On Nov. 7, the cast of “Spring Awakening” — the Dramat’s Fall Mainstage production — will take the Yale University Theatre stage.

But one week prior to the musical’s premiere, about 20 transgender students and students of color, some of whom have never previously participated in theater at Yale, will perform a cabaret entitled “Spring Arising” as a response to what they perceive as a lack of diversity in the musical’s cast.

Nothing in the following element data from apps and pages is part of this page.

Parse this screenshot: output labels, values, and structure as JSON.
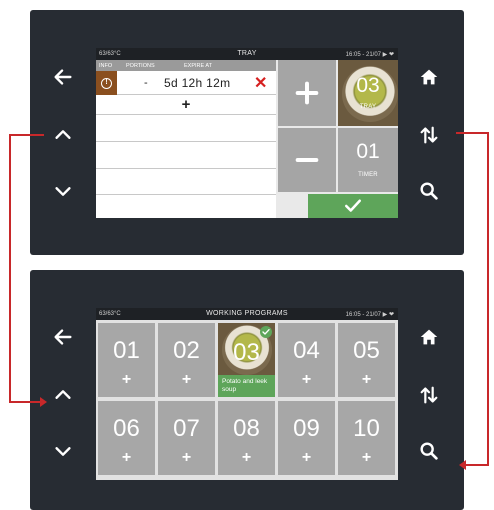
{
  "colors": {
    "bezel": "#272c33",
    "accent_red": "#d62020",
    "confirm_green": "#5ea55a",
    "tile_gray": "#a7a7a7",
    "info_brown": "#8a4f1f"
  },
  "tray_screen": {
    "status": {
      "left": "63/63°C",
      "title": "TRAY",
      "right": "16:05 - 21/07 ▶ ❤"
    },
    "table_headers": {
      "info": "INFO",
      "portions": "PORTIONS",
      "expire": "EXPIRE AT"
    },
    "row": {
      "portions": "-",
      "expire": "5d 12h 12m",
      "delete_icon": "close-icon"
    },
    "add_row_label": "+",
    "buttons": {
      "plus": "plus-icon",
      "minus": "minus-icon",
      "tray_number": "03",
      "tray_label": "TRAY",
      "timer_number": "01",
      "timer_label": "TIMER",
      "confirm": "check-icon"
    }
  },
  "programs_screen": {
    "status": {
      "left": "63/63°C",
      "title": "WORKING PROGRAMS",
      "right": "16:05 - 21/07 ▶ ❤"
    },
    "programs": [
      {
        "number": "01",
        "add": "+"
      },
      {
        "number": "02",
        "add": "+"
      },
      {
        "number": "03",
        "caption": "Potato and leek soup"
      },
      {
        "number": "04",
        "add": "+"
      },
      {
        "number": "05",
        "add": "+"
      },
      {
        "number": "06",
        "add": "+"
      },
      {
        "number": "07",
        "add": "+"
      },
      {
        "number": "08",
        "add": "+"
      },
      {
        "number": "09",
        "add": "+"
      },
      {
        "number": "10",
        "add": "+"
      }
    ]
  },
  "side_nav": {
    "left": [
      "back-arrow-icon",
      "chevron-up-icon",
      "chevron-down-icon"
    ],
    "right": [
      "home-icon",
      "sort-arrows-icon",
      "search-icon"
    ]
  }
}
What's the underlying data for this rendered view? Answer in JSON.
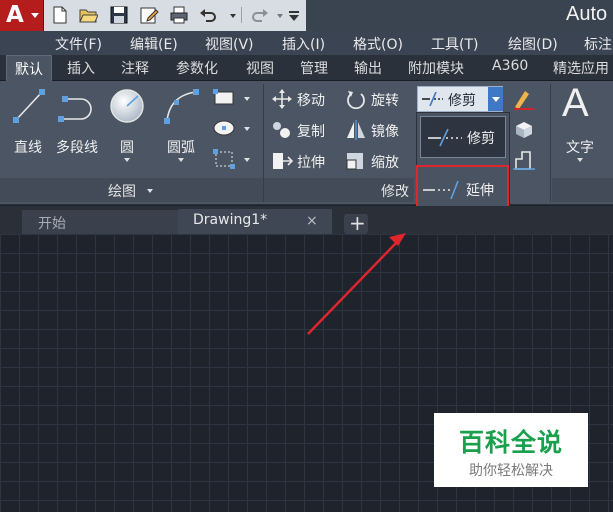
{
  "title_bar": {
    "app_title": "Auto"
  },
  "quick_access": {
    "icons": [
      "new-icon",
      "open-icon",
      "save-icon",
      "save-as-icon",
      "print-icon",
      "undo-icon",
      "redo-icon",
      "customize-icon"
    ]
  },
  "menu": {
    "items": [
      "文件(F)",
      "编辑(E)",
      "视图(V)",
      "插入(I)",
      "格式(O)",
      "工具(T)",
      "绘图(D)",
      "标注"
    ]
  },
  "ribbon_tabs": {
    "items": [
      "默认",
      "插入",
      "注释",
      "参数化",
      "视图",
      "管理",
      "输出",
      "附加模块",
      "A360",
      "精选应用"
    ],
    "active": "默认"
  },
  "draw_panel": {
    "title": "绘图",
    "tools": {
      "line": "直线",
      "polyline": "多段线",
      "circle": "圆",
      "arc": "圆弧"
    }
  },
  "modify_panel": {
    "title": "修改",
    "tools": {
      "move": "移动",
      "rotate": "旋转",
      "copy": "复制",
      "mirror": "镜像",
      "stretch": "拉伸",
      "scale": "缩放"
    },
    "trim_button": "修剪",
    "dropdown": {
      "trim": "修剪",
      "extend": "延伸"
    }
  },
  "annotation_panel": {
    "text_tool": "文字",
    "text_glyph": "A"
  },
  "doc_tabs": {
    "start": "开始",
    "drawing": "Drawing1*",
    "close_glyph": "×",
    "new_tab_glyph": "+"
  },
  "watermark": {
    "title": "百科全说",
    "subtitle": "助你轻松解决"
  },
  "colors": {
    "accent_red": "#e0252d",
    "logo_red": "#b51d1d",
    "watermark_green": "#1aa04d",
    "canvas_bg": "#1f232c",
    "ribbon_bg": "#4b5563"
  }
}
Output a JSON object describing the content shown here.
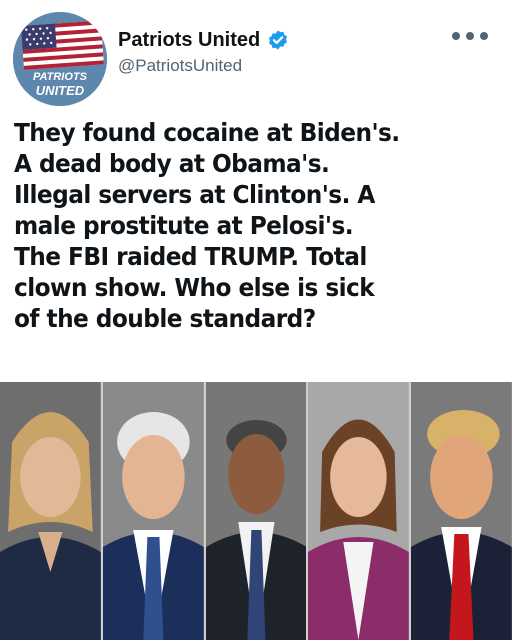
{
  "account": {
    "display_name": "Patriots United",
    "handle": "@PatriotsUnited",
    "avatar_text_line1": "PATRIOTS",
    "avatar_text_line2": "UNITED",
    "verified": true,
    "accent_color": "#1d9bf0"
  },
  "post": {
    "text": "They found cocaine at Biden's.\nA dead body at Obama's.\nIllegal servers at Clinton's. A\nmale prostitute at Pelosi's.\nThe FBI raided TRUMP. Total\nclown show. Who else is sick\nof the double standard?"
  },
  "menu": {
    "icon": "more-horizontal-icon"
  }
}
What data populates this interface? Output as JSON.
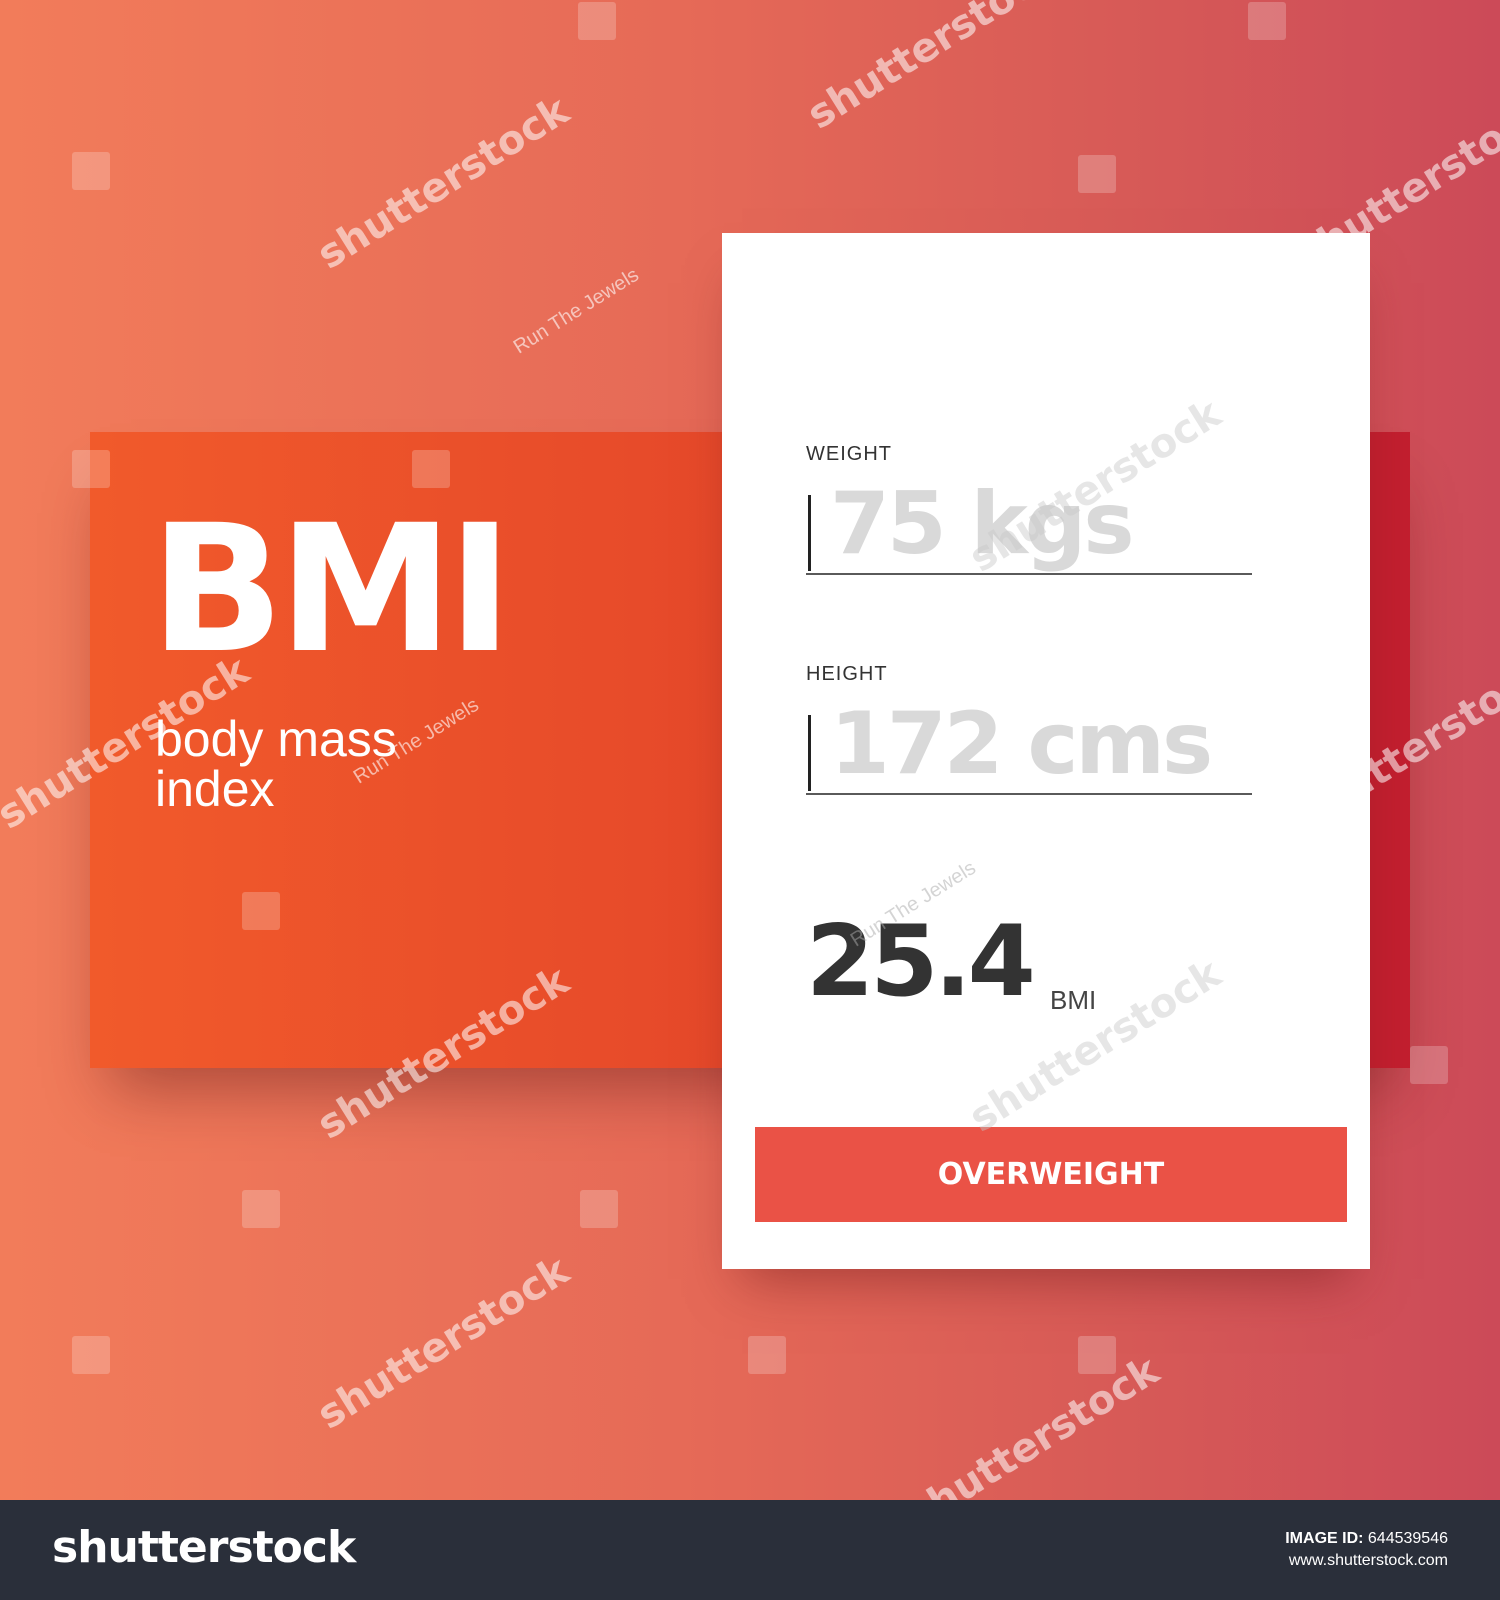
{
  "hero": {
    "title": "BMI",
    "subtitle_line1": "body mass",
    "subtitle_line2": "index"
  },
  "form": {
    "weight_label": "WEIGHT",
    "weight_placeholder": "75 kgs",
    "height_label": "HEIGHT",
    "height_placeholder": "172 cms"
  },
  "result": {
    "value": "25.4",
    "unit": "BMI",
    "status": "OVERWEIGHT"
  },
  "watermark": {
    "brand": "shutterstock",
    "artist": "Run The Jewels"
  },
  "footer": {
    "logo": "shutterstock",
    "image_id_label": "IMAGE ID:",
    "image_id": "644539546",
    "url": "www.shutterstock.com"
  },
  "colors": {
    "accent": "#ea5246",
    "hero_orange": "#f15a2b",
    "background_start": "#f27c5a",
    "background_end": "#cc4a58"
  }
}
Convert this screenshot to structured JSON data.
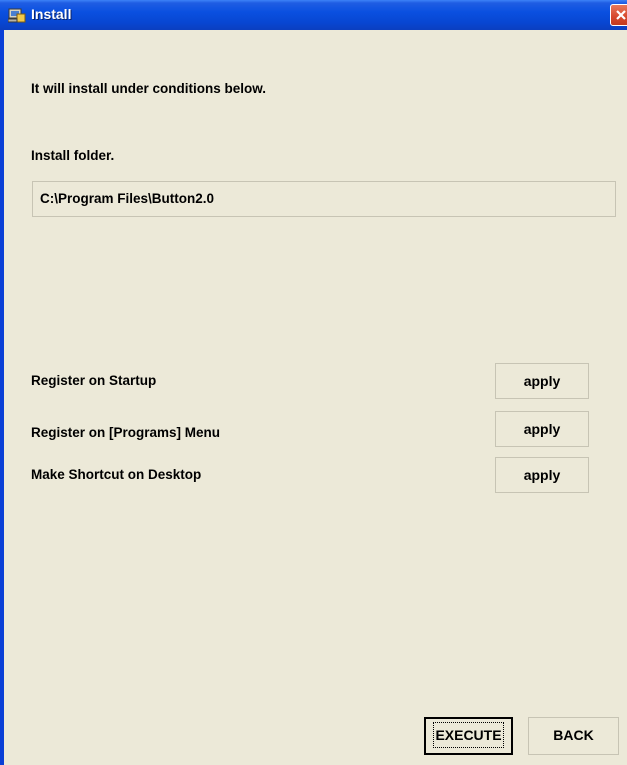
{
  "window": {
    "title": "Install"
  },
  "intro_text": "It will install under conditions below.",
  "install_folder": {
    "label": "Install folder.",
    "path": "C:\\Program Files\\Button2.0"
  },
  "options": [
    {
      "label": "Register on Startup",
      "value": "apply"
    },
    {
      "label": "Register on [Programs] Menu",
      "value": "apply"
    },
    {
      "label": "Make Shortcut on Desktop",
      "value": "apply"
    }
  ],
  "buttons": {
    "execute_label": "EXECUTE",
    "back_label": "BACK"
  },
  "icons": {
    "title": "installer-icon",
    "close": "close-icon"
  },
  "colors": {
    "titlebar": "#0a50e0",
    "close_button": "#d6482c",
    "client_background": "#ece9d8"
  }
}
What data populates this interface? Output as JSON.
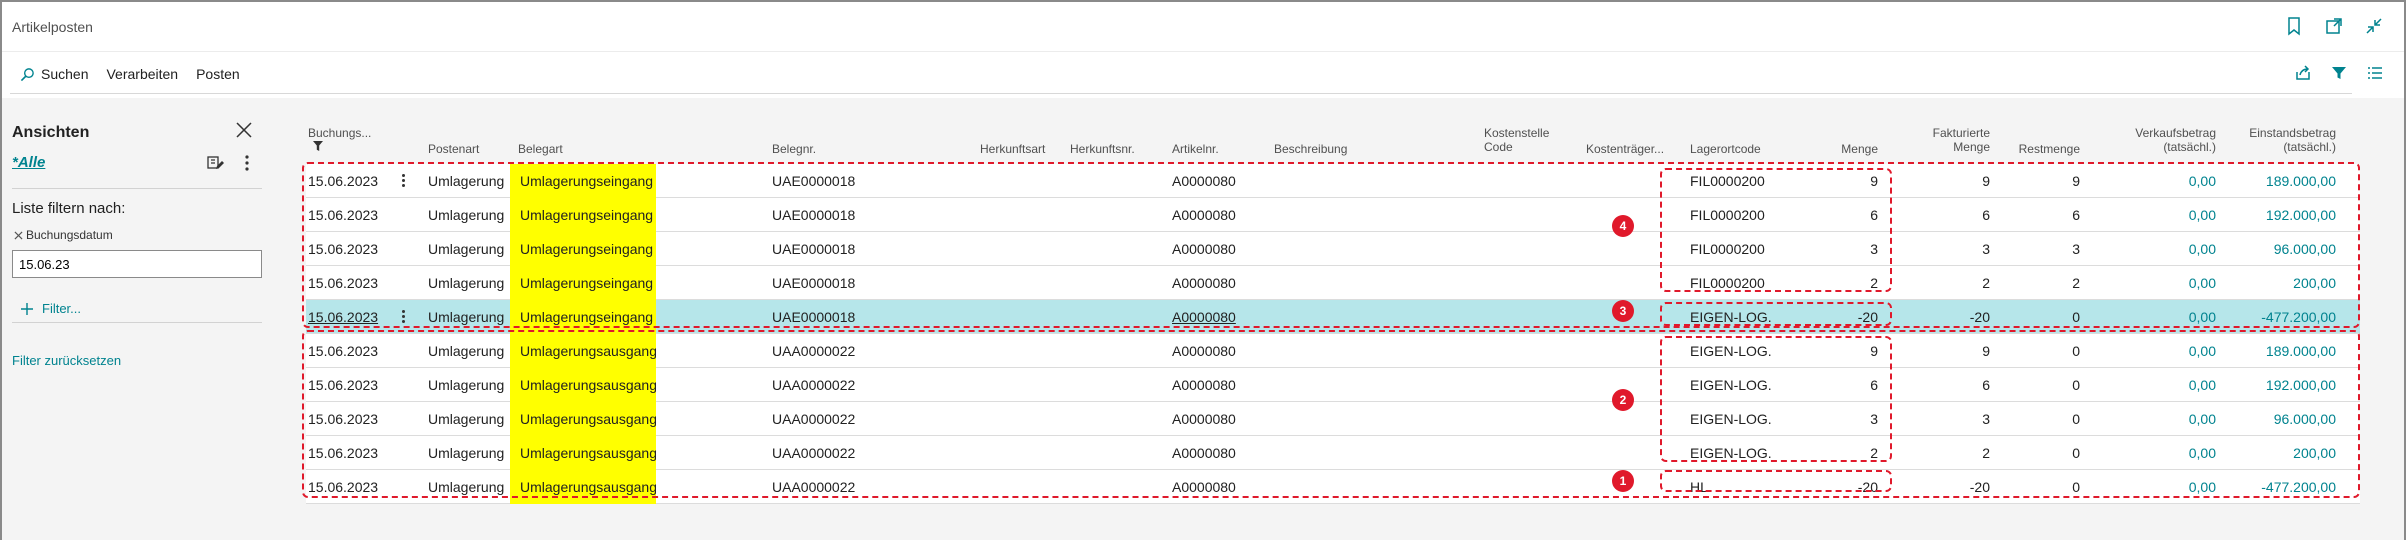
{
  "window": {
    "title": "Artikelposten"
  },
  "toolbar": {
    "search": "Suchen",
    "process": "Verarbeiten",
    "entries": "Posten"
  },
  "views": {
    "heading": "Ansichten",
    "all_label": "*Alle",
    "filter_heading": "Liste filtern nach:",
    "filter_field": "Buchungsdatum",
    "filter_value": "15.06.23",
    "add_filter": "Filter...",
    "reset_filter": "Filter zurücksetzen"
  },
  "table": {
    "headers": {
      "date": "Buchungs...",
      "entry_type": "Postenart",
      "doc_type": "Belegart",
      "doc_no": "Belegnr.",
      "source_type": "Herkunftsart",
      "source_no": "Herkunftsnr.",
      "item_no": "Artikelnr.",
      "description": "Beschreibung",
      "cost_center_1": "Kostenstelle",
      "cost_center_2": "Code",
      "cost_unit": "Kostenträger...",
      "location": "Lagerortcode",
      "qty": "Menge",
      "inv_qty_1": "Fakturierte",
      "inv_qty_2": "Menge",
      "rem_qty": "Restmenge",
      "sales_1": "Verkaufsbetrag",
      "sales_2": "(tatsächl.)",
      "cost_1": "Einstandsbetrag",
      "cost_2": "(tatsächl.)"
    },
    "rows": [
      {
        "date": "15.06.2023",
        "entry_type": "Umlagerung",
        "doc_type": "Umlagerungseingang",
        "doc_no": "UAE0000018",
        "item_no": "A0000080",
        "location": "FIL0000200",
        "qty": "9",
        "inv_qty": "9",
        "rem_qty": "9",
        "sales": "0,00",
        "cost": "189.000,00"
      },
      {
        "date": "15.06.2023",
        "entry_type": "Umlagerung",
        "doc_type": "Umlagerungseingang",
        "doc_no": "UAE0000018",
        "item_no": "A0000080",
        "location": "FIL0000200",
        "qty": "6",
        "inv_qty": "6",
        "rem_qty": "6",
        "sales": "0,00",
        "cost": "192.000,00"
      },
      {
        "date": "15.06.2023",
        "entry_type": "Umlagerung",
        "doc_type": "Umlagerungseingang",
        "doc_no": "UAE0000018",
        "item_no": "A0000080",
        "location": "FIL0000200",
        "qty": "3",
        "inv_qty": "3",
        "rem_qty": "3",
        "sales": "0,00",
        "cost": "96.000,00"
      },
      {
        "date": "15.06.2023",
        "entry_type": "Umlagerung",
        "doc_type": "Umlagerungseingang",
        "doc_no": "UAE0000018",
        "item_no": "A0000080",
        "location": "FIL0000200",
        "qty": "2",
        "inv_qty": "2",
        "rem_qty": "2",
        "sales": "0,00",
        "cost": "200,00"
      },
      {
        "date": "15.06.2023",
        "entry_type": "Umlagerung",
        "doc_type": "Umlagerungseingang",
        "doc_no": "UAE0000018",
        "item_no": "A0000080",
        "location": "EIGEN-LOG.",
        "qty": "-20",
        "inv_qty": "-20",
        "rem_qty": "0",
        "sales": "0,00",
        "cost": "-477.200,00"
      },
      {
        "date": "15.06.2023",
        "entry_type": "Umlagerung",
        "doc_type": "Umlagerungsausgang",
        "doc_no": "UAA0000022",
        "item_no": "A0000080",
        "location": "EIGEN-LOG.",
        "qty": "9",
        "inv_qty": "9",
        "rem_qty": "0",
        "sales": "0,00",
        "cost": "189.000,00"
      },
      {
        "date": "15.06.2023",
        "entry_type": "Umlagerung",
        "doc_type": "Umlagerungsausgang",
        "doc_no": "UAA0000022",
        "item_no": "A0000080",
        "location": "EIGEN-LOG.",
        "qty": "6",
        "inv_qty": "6",
        "rem_qty": "0",
        "sales": "0,00",
        "cost": "192.000,00"
      },
      {
        "date": "15.06.2023",
        "entry_type": "Umlagerung",
        "doc_type": "Umlagerungsausgang",
        "doc_no": "UAA0000022",
        "item_no": "A0000080",
        "location": "EIGEN-LOG.",
        "qty": "3",
        "inv_qty": "3",
        "rem_qty": "0",
        "sales": "0,00",
        "cost": "96.000,00"
      },
      {
        "date": "15.06.2023",
        "entry_type": "Umlagerung",
        "doc_type": "Umlagerungsausgang",
        "doc_no": "UAA0000022",
        "item_no": "A0000080",
        "location": "EIGEN-LOG.",
        "qty": "2",
        "inv_qty": "2",
        "rem_qty": "0",
        "sales": "0,00",
        "cost": "200,00"
      },
      {
        "date": "15.06.2023",
        "entry_type": "Umlagerung",
        "doc_type": "Umlagerungsausgang",
        "doc_no": "UAA0000022",
        "item_no": "A0000080",
        "location": "HL",
        "qty": "-20",
        "inv_qty": "-20",
        "rem_qty": "0",
        "sales": "0,00",
        "cost": "-477.200,00"
      }
    ]
  },
  "annotations": {
    "b1": "1",
    "b2": "2",
    "b3": "3",
    "b4": "4"
  },
  "colors": {
    "accent": "#00838f",
    "highlight": "#ffff00",
    "selected_row": "#b6e6ea",
    "annotation": "#e0192b"
  },
  "icons": [
    "search-icon",
    "bookmark-icon",
    "open-new-window-icon",
    "collapse-icon",
    "share-icon",
    "filter-icon",
    "list-icon",
    "close-icon",
    "edit-view-icon",
    "more-options-icon",
    "plus-icon"
  ]
}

Students organize the production in the hopes of inspiring a broader dialogue about diversity in Yale Dramat casting. Ale Campillo ’21 spearheaded the project because they were disappointed with the “Spring Awakening” casting process. According to Campillo, the production crew of “Spring Awakening,” including professional director Ivey Lowe, advertised their casting process as “color conscious” and said that they were open to casting LGBTQ+ and gender nonbinary actors. Still, the cast includes just three students of color.  Lowe did not respond to request for comment on the record.

“Art is supposed to be universal, and we often don’t cast it in a way that is,” said Aïssa Guindo ’21, who will perform in one of the “Spring Arising” productions.

Campillo emphasized that the production is not meant to directly protest “Spring Awakening” or even the Dramat organization. They said that the Dramat board has been “very helpful” in their communication with the leadership of “Spring Arising.” This communication has led to a collaboration resulting in a celebration of transgender performers and performers of color rather than a production of protest.

The Dramat introduced a community outreach coordinator position on its board last year in order to make the theater community more accessible to all students at Yale. Branson Rideaux ’20, the Dramat’s president and Noelle Mercer ’21, the current outreach coordinator, both expressed enthusiastic support for “Spring Arising.”

“I think that [the Dramat board members] are in an institution that historically was not designed to meet the needs of a diversified Yale,” said Campillo. “So I think that’s where the problem lies — it’s not them.”

Elayna Garner ’20, a “Spring Arising” performer, maintained that much work must be done to improve inclusion and diversity in the Dramat. Garner said that the organization does a poor job of reaching out to cultural houses and spreading audition information to minority groups on campus. Garner also expressed frustration with the “segregation” of Dramat shows, noting that shows directed by students of color tend to feature more diverse casts.

Guindo said that Dramat tends to show “a POC show and then a majority show.” The casts of “Dreamgirls” in Fall 2017  and “Filling Basins” in Fall 2018, for example, were predominantly people of color. Yet, according to Guindo, shows that do not explicitly call for minority representation generally lack diversity.

“[“Spring Awakening”] really would have really been a great opportunity to show a bit more of what Yale looks like,” said Campillo. They added that “Spring Awakening” is a pop musical and could have been accessible to students of diverse backgrounds.

Rideaux and Mercer said that conversations with the leadership team of “Spring Arising” have been helpful in determining how to best approach increasing inclusion in their organization. They are now focused on making audition processes more accessible to all students, regardless of theater background. Before the Mainstage auditions for “Spring Awakening,” the Dramat ran an audition workshop that drew about 40 students. But Rideau and Mercer recognized that they might not have adequately prepared students for the callback process.

“The Dramat can learn a lot from [“Spring Arising”] but also we can support what is a really amazing thing that they’re doing,” Rideaux said. “What I’ve seen this year that’s different from my first year is that we’ve been able to support the ‘Spring Arising’ team.”

“Spring Arising” will play in the Hopper Cabaret on Nov. 2 and 3.

Lindsay Daugherty | lindsay.daugherty@yale.edu .

Correction: Due to misinformation provided to the reporter, a previous version of this story incorrectly stated that there are two students of color in the cast of “Spring Awakening.” In fact, there are three students of color in the cast of “Spring Awakening.”